Oozing lava has destroyed at least 26 homes on the island of Hawaii over the past few days, as the volcano of Kilauea continues to erupt, and officials don’t know when the lava will stop.
“That number could change,” Hawaii County spokeswoman Janet Snyder told the Associated Press of the ruined houses. “This is heartbreaking.”
At least 10 volcanic fissures have so far cracked open in the ground around the volcano and begun to spit lava, sometimes as high as 200 feet in the air, CBS News reported. The Hawaii County Civil Defense Agency dubbed the phenomenon “active volcanic fountaining.”
While the volcanoes you may spot at an elementary school science fair are typically tall and cone-shaped, Kilauea is what’s known as a “shield volcano.” Veined with vents of flowing lava, these volcanoes more resemble flattened domes (and, yes, shields). Kilauea’s dome, in the words of Denison University volcanologist Erik Klemetti, is “huge.”
“The scale of it is hard to comprehend until you’re on the volcano and you realize you can drive 20 miles and still be on the volcano,” Klemetti told the Atlantic Thursday, after just one fissure had split open.
Kilauea is the youngest and most active volcano on the island of Hawaii.

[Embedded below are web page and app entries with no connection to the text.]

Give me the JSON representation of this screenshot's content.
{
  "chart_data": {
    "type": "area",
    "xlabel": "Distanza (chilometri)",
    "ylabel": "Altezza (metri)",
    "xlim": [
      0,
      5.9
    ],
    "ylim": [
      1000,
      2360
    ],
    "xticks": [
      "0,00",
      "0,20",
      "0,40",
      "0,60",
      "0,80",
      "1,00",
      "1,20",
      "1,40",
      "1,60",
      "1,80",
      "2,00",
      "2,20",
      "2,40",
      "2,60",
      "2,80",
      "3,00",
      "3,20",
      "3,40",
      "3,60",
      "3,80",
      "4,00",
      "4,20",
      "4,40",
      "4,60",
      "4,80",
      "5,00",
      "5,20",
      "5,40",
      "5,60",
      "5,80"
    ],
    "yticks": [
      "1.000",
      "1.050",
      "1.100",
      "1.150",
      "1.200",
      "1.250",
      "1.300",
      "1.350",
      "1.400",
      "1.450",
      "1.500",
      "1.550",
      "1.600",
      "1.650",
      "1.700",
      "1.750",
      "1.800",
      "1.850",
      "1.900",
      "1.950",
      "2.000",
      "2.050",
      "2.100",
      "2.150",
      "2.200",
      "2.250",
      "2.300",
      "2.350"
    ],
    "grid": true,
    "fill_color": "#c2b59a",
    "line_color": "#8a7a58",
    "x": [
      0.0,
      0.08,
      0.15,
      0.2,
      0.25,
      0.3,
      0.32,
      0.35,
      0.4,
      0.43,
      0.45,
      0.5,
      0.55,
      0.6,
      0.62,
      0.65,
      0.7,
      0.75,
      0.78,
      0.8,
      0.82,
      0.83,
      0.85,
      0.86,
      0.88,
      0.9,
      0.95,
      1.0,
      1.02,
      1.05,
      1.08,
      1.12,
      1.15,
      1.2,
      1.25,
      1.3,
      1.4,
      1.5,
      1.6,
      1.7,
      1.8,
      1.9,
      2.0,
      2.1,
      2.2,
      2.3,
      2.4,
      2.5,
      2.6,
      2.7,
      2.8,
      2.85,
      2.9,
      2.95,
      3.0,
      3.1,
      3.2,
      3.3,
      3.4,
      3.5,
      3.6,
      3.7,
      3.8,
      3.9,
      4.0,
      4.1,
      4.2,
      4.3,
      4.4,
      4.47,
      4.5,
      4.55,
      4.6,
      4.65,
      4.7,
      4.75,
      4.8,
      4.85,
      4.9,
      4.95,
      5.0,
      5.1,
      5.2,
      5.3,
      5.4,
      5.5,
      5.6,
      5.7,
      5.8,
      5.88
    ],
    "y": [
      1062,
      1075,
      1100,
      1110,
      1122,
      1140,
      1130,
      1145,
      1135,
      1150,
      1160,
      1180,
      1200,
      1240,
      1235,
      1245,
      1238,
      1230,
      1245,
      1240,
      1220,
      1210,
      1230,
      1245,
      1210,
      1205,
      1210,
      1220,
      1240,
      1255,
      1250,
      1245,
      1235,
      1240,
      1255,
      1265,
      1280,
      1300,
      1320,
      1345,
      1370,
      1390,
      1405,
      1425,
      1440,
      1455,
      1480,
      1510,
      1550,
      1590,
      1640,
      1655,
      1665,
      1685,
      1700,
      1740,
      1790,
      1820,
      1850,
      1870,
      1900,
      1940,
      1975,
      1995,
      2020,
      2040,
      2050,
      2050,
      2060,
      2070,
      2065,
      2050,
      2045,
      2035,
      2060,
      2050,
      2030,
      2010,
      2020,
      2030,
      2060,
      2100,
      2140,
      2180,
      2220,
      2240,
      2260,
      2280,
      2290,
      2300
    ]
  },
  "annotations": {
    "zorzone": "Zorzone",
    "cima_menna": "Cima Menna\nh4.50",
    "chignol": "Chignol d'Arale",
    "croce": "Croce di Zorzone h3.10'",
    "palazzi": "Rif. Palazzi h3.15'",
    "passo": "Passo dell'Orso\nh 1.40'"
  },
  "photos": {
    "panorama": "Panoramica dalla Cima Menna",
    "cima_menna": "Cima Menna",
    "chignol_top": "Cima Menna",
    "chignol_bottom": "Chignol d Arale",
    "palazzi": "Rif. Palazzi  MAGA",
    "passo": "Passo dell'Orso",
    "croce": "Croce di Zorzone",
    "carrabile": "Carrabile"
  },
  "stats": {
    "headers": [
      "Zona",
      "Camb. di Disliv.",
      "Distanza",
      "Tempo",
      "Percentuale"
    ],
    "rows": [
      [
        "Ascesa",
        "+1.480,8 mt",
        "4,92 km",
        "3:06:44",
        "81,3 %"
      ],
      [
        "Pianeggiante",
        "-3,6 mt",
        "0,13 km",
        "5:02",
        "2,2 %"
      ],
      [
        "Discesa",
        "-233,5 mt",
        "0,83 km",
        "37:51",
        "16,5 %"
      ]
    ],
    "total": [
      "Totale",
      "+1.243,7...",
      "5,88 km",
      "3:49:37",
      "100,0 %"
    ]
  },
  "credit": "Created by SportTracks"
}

It is visible as a bulge on the slope of the giant Mauna Loa volcano. Originally it was thought to be a satellite of its bigger neighbor, but the U.S. Geological Survey says it has its own magma plumbing system more than 60 kilometers deep in the earth.
Kilauea has erupted continuously over the past 35 years, but its latest fissures are appearing in a region that’s remained largely inactive since the 1950s, according to the Atlantic.
Several earthquakes have accompanied this latest set of eruptions, according to the U.S. Geological Survey, and some have been felt as far away as Oahu. One of the earthquakes reached a magnitude of 6.9, making it the largest tremor to hit Hawaii in more than four decades, USA Today reported. Plumes of toxic ash also remain a public health concern for authorities.
About 1,700 people have so far evacuated the Leilani Estates, a community on the eastern side of the Big Island. Amber Makuakane, an elementary school teacher, was among those who evacuated; her home was ultimately buried under lava.
"It's really difficult," Makuakane told Hawaii News Now. "My son asks, 'Mommy, can we go home?'"
Cover image: A column of robust, reddish-brown ash plume occurred after a magnitude-6.9 South Flank following the eruption of Hawaii's Kilauea volcano on May 4, 2018 in the Leilani Estates subdivision near Pahoa, Hawaii. (Photo by U.S. Geological Survey via Getty Images)